Olivia Ho Cheng, CEO of Aurora Imaging Technology Inc, North Andover, Massachusetts, was recently appointed to the international advisory board for the Britton Chance Center for Biomedical Photonics (BC CBMP), the first research laboratory focused on medical-imaging technology research and development in China. ImagingBiz spoke with her about the outside-in approach to research and development and the unique aspects of the Chinese marketplace that could make it a fertile breeding ground for new breakthroughs in diagnostic imaging.
ImagingBiz: Congratulations on being appointed to the international advisory board for the BC CBMP. You are among distinguished company that includes a Nobel laureate. What is the right time to bring a business perspective into a research institute? From your perspective, is it ever too soon?
Cheng: What we have found is that typically, a research laboratory or large university will take the inside-out approach: The researchers will conceptualize a product that has the potential to be very helpful, develop the product, and then try to find companies to commercialize it. On the other hand, at Aurora, we have taken the outside-in approach.
As a company that has been in the breast-imaging industry for a while, we understand the importance of continued research and development, but we also realize the heavy cost that often accompanies such efforts. We saw that we could bring our projects to the university or national laboratory and combine our vision with that of their researchers, resulting in products that are more viable for the marketplace. We felt that approach could be very effective.
ImagingBiz: China appears to have made medical-imaging research a significant priority with the founding of the BC CBMP. As the CEO of a dedicated breast MRI company, what do you see as the potential impact of biomedical photonics on medical imaging (in general) and on breast imaging (specifically)? Why is there a focus on photonics in China?
Cheng: I firmly believe that in the past 50 years, the medical quality system has improved drastically, and one contributor is imaging. If you can see a disease or abnormality, you can treat it better, so medical imaging has been critical. Breast cancer, specifically, can be elusive, but once you can see it, you can develop a better plan to target treatment. We want to tap into the think tank of the world to see if we can bring breast imaging to the next level.

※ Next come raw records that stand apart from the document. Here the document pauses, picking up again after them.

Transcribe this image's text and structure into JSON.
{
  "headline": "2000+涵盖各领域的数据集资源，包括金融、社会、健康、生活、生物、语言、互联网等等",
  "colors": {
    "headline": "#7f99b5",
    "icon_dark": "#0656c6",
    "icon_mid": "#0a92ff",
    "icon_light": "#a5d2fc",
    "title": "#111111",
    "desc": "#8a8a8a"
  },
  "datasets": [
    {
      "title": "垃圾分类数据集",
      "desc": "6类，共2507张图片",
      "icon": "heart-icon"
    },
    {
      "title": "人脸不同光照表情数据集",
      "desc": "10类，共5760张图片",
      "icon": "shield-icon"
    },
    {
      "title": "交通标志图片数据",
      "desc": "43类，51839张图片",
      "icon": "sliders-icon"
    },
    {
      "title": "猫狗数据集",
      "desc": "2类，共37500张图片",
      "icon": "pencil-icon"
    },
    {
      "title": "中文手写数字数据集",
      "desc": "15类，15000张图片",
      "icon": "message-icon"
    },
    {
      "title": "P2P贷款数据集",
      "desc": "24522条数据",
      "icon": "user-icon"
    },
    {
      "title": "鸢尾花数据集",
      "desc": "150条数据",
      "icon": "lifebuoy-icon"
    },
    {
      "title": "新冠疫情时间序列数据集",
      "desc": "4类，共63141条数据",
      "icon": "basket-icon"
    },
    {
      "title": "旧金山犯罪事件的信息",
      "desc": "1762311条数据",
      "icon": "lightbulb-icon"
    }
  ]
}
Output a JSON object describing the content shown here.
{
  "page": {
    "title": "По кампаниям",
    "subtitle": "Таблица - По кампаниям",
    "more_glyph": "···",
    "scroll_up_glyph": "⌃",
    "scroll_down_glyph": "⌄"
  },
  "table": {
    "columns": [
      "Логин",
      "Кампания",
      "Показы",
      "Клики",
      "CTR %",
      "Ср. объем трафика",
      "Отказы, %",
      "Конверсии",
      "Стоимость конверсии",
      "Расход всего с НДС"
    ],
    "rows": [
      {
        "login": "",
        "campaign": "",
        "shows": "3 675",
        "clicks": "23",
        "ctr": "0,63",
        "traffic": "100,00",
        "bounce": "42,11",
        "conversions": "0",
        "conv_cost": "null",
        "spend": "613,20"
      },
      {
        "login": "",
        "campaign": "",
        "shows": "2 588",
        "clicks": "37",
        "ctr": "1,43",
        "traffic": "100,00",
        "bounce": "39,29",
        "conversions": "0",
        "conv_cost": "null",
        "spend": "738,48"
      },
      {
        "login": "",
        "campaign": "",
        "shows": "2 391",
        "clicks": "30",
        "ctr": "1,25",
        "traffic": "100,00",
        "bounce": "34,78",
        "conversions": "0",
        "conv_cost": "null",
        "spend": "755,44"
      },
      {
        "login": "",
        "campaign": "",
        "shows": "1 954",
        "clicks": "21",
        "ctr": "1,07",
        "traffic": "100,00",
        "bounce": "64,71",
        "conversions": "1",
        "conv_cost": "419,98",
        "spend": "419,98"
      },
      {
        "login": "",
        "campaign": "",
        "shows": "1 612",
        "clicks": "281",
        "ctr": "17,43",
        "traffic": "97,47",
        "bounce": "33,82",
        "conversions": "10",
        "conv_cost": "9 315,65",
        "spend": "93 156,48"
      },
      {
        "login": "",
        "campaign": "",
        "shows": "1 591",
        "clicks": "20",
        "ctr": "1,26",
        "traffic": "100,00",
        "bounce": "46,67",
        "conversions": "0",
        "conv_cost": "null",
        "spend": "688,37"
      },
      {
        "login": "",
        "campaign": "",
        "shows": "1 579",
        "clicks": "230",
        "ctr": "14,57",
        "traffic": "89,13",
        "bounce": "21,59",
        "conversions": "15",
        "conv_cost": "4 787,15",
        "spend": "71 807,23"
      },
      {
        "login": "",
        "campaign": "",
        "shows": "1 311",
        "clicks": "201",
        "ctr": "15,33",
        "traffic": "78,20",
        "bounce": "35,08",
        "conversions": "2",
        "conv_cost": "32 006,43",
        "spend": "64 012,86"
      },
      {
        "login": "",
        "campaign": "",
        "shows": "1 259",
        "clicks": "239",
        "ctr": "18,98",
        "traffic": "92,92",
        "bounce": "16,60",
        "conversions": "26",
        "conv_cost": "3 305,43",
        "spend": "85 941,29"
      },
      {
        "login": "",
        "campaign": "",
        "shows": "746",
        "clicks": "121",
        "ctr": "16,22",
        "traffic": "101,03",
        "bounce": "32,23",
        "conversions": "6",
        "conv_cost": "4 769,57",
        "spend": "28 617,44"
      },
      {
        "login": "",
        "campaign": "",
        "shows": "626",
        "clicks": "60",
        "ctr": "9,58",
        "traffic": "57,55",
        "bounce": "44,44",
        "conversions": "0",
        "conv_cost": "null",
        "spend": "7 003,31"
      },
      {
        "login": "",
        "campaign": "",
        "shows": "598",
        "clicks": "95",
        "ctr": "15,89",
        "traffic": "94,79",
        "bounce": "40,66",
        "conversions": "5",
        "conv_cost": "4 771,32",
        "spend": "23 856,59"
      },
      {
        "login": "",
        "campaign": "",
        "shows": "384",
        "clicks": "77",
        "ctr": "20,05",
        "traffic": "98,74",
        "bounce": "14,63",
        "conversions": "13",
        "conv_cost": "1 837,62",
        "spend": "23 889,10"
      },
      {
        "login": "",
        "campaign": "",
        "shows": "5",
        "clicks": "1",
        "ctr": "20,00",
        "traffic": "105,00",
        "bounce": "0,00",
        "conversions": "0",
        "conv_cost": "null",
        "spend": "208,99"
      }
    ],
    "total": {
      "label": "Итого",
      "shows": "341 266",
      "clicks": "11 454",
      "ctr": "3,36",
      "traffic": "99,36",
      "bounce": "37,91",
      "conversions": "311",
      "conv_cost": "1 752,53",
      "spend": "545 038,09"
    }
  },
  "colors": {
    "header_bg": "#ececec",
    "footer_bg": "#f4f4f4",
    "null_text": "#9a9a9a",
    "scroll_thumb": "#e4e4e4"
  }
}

We’re very happy with what we have done so far, but if we could identify breast-cancer markers, and if we can use imaging to identify the disease much earlier or more precisely, it will reduce suffering from the disease. We look to see which entities have the kind of research ability to help us reach this goal, and we want to align ourselves with them. Radiography has a dosage issue; MRI is currently the most benign screening technology because it’s a magnet, and then there’s ultrasound, a little lower on the technology bar because its depth is limited.
You need all kinds of imaging technology for different needs, and a laboratory focused on optical imaging may be helpful in furthering this development.
ImagingBiz: Beginning with the role of the institute’s namesake (photonics researcher Britton Chance, from the University of Pennsylvania), China appears to have made a concerted effort to build an international team, both through its board and through cooperative research with other countries. What is the significance of this global focus? Does it represent a departure for Chinese research?
Cheng: China is playing catch-up now. It wants to catch up with the Western world, and it has the world’s largest population, so it has a reason to want to use its experts to shorten the learning curve. That’s a very smart approach. Experts worldwide also see the large market there and know that if they can help out, we all benefit. It’s a win–win situation.
ImagingBiz: What is the incidence of breast cancer in China, and why is dedicated breast MRI particularly well suited for this demographic?
Cheng: There are several reasons that breast MRI is well suited for the Asian population. In the United States, among women 40 years and older, only 35% to 50% of women have dense breasts. In Asia, it’s 85% of women who have more dense breast tissue and less fat. Mammography is less effective for these patients. In addition, in Asian women, breasts tend to be smaller, and because the